And if we feed the bees, then they’ll return the favour. About one third of the food we eat is pollinated by bees, and in the UK alone, bees contribute £200 million-a-year to the economy through pollination. In all, bees play a crucial role in pollinating some 90 commercial crops worldwide.
Provide water for bees to drink. This could be something as simple as a small saucer of water with pebbles on it to allow bees to climb in and out easily.
And if you see a bee languishing on the ground, don’t assume it’s on its last legs. It’s probably just exhausted and in need of some sugar water, so get a tablespoon out and offer him a drink.
There are around 250 different types of bee in the UK. Twenty four of these are bumble bees and there is one species of honey bee, but the rest are solitary bees. These insects often lay their eggs in the cavities left in trees or timber by wood boring beetles. You can recreate this environment in your garden by mounting a solitary bee nest on a sunny fence or wall.
You can make a bee nest by fashioning a timber frame stuffed with pieces of bamboo cane. A female solitary bee can place a portion of pollen inside the tubular hole of a cane in spring and lay a single egg on top of it before sealing up the entrance with mud. The eggs hatch into larvae, which will feed on the pollen until new bees emerge the following spring.

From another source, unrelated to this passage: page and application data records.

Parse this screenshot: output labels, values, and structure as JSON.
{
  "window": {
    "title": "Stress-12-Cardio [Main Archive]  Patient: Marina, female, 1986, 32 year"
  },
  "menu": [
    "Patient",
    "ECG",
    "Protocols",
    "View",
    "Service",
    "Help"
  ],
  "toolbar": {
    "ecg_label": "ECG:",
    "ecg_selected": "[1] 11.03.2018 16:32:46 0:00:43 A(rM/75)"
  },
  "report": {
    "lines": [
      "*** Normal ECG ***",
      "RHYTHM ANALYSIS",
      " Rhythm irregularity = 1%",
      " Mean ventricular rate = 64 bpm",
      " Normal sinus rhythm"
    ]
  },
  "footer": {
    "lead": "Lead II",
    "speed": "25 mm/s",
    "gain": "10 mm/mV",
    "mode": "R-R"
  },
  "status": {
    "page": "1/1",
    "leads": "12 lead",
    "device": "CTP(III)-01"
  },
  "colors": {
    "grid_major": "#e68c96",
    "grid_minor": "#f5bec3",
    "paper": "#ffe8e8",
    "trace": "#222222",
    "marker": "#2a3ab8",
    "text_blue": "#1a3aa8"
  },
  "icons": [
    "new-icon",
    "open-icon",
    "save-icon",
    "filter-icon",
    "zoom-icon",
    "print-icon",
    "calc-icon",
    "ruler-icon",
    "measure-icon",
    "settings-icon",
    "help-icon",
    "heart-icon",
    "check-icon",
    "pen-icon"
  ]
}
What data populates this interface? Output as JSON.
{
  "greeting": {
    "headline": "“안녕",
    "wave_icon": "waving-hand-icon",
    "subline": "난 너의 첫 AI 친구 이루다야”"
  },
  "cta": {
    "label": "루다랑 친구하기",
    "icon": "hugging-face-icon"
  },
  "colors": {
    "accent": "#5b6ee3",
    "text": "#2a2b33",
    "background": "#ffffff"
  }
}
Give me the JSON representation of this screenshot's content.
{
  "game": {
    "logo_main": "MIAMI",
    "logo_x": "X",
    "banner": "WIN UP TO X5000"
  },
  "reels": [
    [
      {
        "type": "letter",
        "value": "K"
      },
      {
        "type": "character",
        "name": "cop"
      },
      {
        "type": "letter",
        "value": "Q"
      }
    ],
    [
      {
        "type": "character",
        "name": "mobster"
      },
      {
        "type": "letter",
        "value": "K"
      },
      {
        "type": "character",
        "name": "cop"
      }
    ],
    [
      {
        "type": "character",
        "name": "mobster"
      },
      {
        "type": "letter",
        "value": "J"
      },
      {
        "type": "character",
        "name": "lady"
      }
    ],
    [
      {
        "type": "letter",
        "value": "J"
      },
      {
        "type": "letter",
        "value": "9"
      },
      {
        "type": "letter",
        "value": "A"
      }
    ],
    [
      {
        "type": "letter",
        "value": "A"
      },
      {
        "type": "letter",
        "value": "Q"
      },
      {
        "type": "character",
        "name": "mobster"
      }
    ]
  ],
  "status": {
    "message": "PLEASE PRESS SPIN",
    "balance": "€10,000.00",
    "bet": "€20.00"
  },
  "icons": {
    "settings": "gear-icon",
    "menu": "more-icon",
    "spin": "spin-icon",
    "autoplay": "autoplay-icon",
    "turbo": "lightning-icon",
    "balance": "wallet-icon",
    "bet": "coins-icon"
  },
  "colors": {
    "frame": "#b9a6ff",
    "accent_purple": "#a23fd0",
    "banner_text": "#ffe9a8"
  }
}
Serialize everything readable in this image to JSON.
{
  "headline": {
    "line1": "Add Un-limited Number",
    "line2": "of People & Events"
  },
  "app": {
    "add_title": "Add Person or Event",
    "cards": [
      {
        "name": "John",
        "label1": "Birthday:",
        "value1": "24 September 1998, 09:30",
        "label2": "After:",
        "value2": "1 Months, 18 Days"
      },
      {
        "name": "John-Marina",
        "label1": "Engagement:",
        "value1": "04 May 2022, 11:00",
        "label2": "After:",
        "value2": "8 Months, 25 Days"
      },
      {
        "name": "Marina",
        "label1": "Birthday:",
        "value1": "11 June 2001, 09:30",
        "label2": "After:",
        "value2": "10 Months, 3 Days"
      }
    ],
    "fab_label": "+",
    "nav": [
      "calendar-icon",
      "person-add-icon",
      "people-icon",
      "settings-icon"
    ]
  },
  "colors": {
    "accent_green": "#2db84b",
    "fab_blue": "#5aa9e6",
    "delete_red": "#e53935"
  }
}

Let some grass grow dense and long for bees to shelter and build nests in. Carder bees build nests in long grass, while other species prefer undisturbed compost heaps.